The Bhagavad Gita is one of the greatest spiritual texts ever written and one that has been studied as much by Western Scholars as Eastern mystics. Why? It’s even more widely read than the Yoga Sutras of Patanjali. And where does it fit into the practice of yoga and everyday life?
The Gita is written as a story, while the Yoga Sutras are a practical “how to” manual on why and how to practice yoga. The Sutras are also a guideline for how to live life and advance spiritually. At first read it may seem like these books are very different. I would like to present some of the ways that these books say the same thing.
Both the Bhagavad Gita and the Yoga Sutras describe yoga as am meditative path to enlightenment. In chapter 2 the Gita starts talking at length about avoiding distraction of the senses. Patanjali mentions that the senses are obstacles are distractions on the path of yoga in the first chapter.

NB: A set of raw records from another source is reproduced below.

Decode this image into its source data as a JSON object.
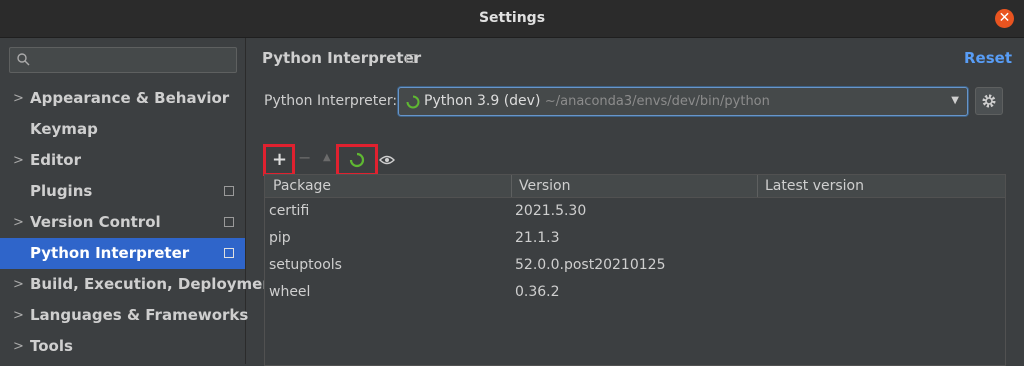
{
  "window": {
    "title": "Settings",
    "close_glyph": "✕"
  },
  "sidebar": {
    "search": {
      "value": "",
      "icon": "search-icon"
    },
    "items": [
      {
        "label": "Appearance & Behavior",
        "expandable": true,
        "page_icon": false,
        "selected": false
      },
      {
        "label": "Keymap",
        "expandable": false,
        "page_icon": false,
        "selected": false
      },
      {
        "label": "Editor",
        "expandable": true,
        "page_icon": false,
        "selected": false
      },
      {
        "label": "Plugins",
        "expandable": false,
        "page_icon": true,
        "selected": false
      },
      {
        "label": "Version Control",
        "expandable": true,
        "page_icon": true,
        "selected": false
      },
      {
        "label": "Python Interpreter",
        "expandable": false,
        "page_icon": true,
        "selected": true
      },
      {
        "label": "Build, Execution, Deployment",
        "expandable": true,
        "page_icon": false,
        "selected": false
      },
      {
        "label": "Languages & Frameworks",
        "expandable": true,
        "page_icon": false,
        "selected": false
      },
      {
        "label": "Tools",
        "expandable": true,
        "page_icon": false,
        "selected": false
      }
    ]
  },
  "main": {
    "title": "Python Interpreter",
    "reset_label": "Reset",
    "interpreter": {
      "label": "Python Interpreter:",
      "name": "Python 3.9 (dev)",
      "path": "~/anaconda3/envs/dev/bin/python"
    },
    "toolbar": {
      "add": "+",
      "remove": "−",
      "upgrade": "▲"
    },
    "table": {
      "columns": [
        "Package",
        "Version",
        "Latest version"
      ],
      "rows": [
        {
          "package": "certifi",
          "version": "2021.5.30",
          "latest": ""
        },
        {
          "package": "pip",
          "version": "21.1.3",
          "latest": ""
        },
        {
          "package": "setuptools",
          "version": "52.0.0.post20210125",
          "latest": ""
        },
        {
          "package": "wheel",
          "version": "0.36.2",
          "latest": ""
        }
      ]
    }
  },
  "colors": {
    "accent": "#2f65ca",
    "link": "#589df6",
    "highlight": "#e0212f",
    "spinner": "#5fb832"
  }
}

The Gita describes the Self in chapter 2. The Sutras mention the Self very early, sometimes referred to as the seer, as in Sutra 1.3. The Gita says in verse 2.47 “ you have the right to work but never the fruits of work”. 2.49 “seek refuge is the attitude of detachment”. Patanjali talks about practice (work) and detachment from the results of the work in Sutras 1.13 – 1.16.
Patanjali mentions the Gunas – qualities of nature – in Sutra 1.16. The Gita first talks about the Gunas in chapter 3, and goes into detail in chapter 14. This is a very important part that all yoga student need to study.

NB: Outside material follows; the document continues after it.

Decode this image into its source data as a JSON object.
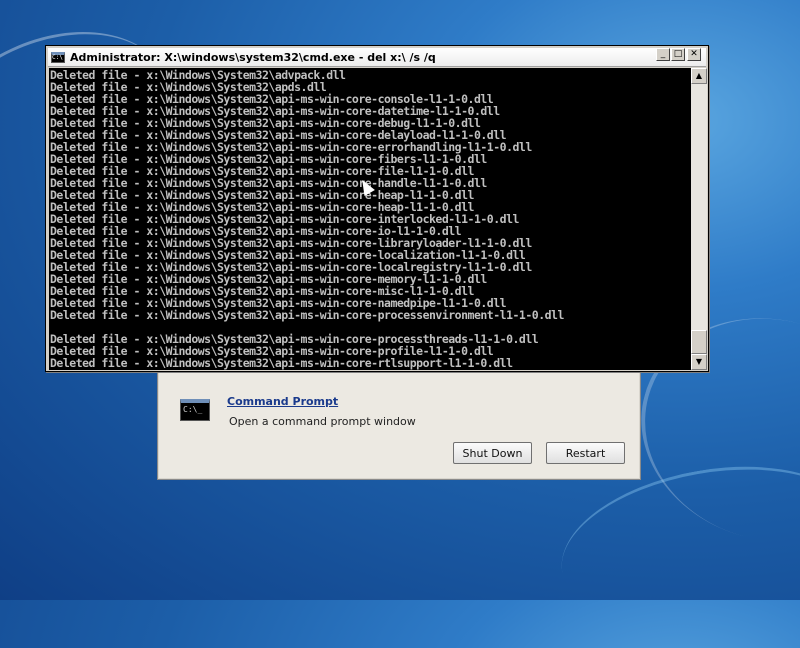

The Bhagavad Gita in chapter 3 talks about the paths of jnana – knowledge – and karma – action. Patanjali talks about Karma, Jnana, and Bhakti in first sutra of chapter 2. Chapter 5 of the Gita starts right off talking about the path of action – karma – as the better path.
Patanjali talks about the practice of Pratyahara (withdrawal of the senses), Dharana (concentration) and Dhyana (meditation) as an important sequence or transformation in the practice of yoga. The Gita says “when meditation is mastered the mind is unwavering like to flame of a lamp in a windless place”. It continues with “meditation frees one from all afflictions”. Sutra 2.2 states “the practice of yoga reduces afflictions and leads to samadhi”.
I encourage every yoga student the read the Bhagavad Gita carefully. It has many details about yoga and a perspective on the whole Universe that you may find very inspiring for your own practice. I would suggest reading the Yoga Sutras of Patanjali first, than the details of the Bhagavad Gita will make your practice richer and more fulfilling, and lead you on the path to enlightenment!
-Gary Reitze,IYCD teacher-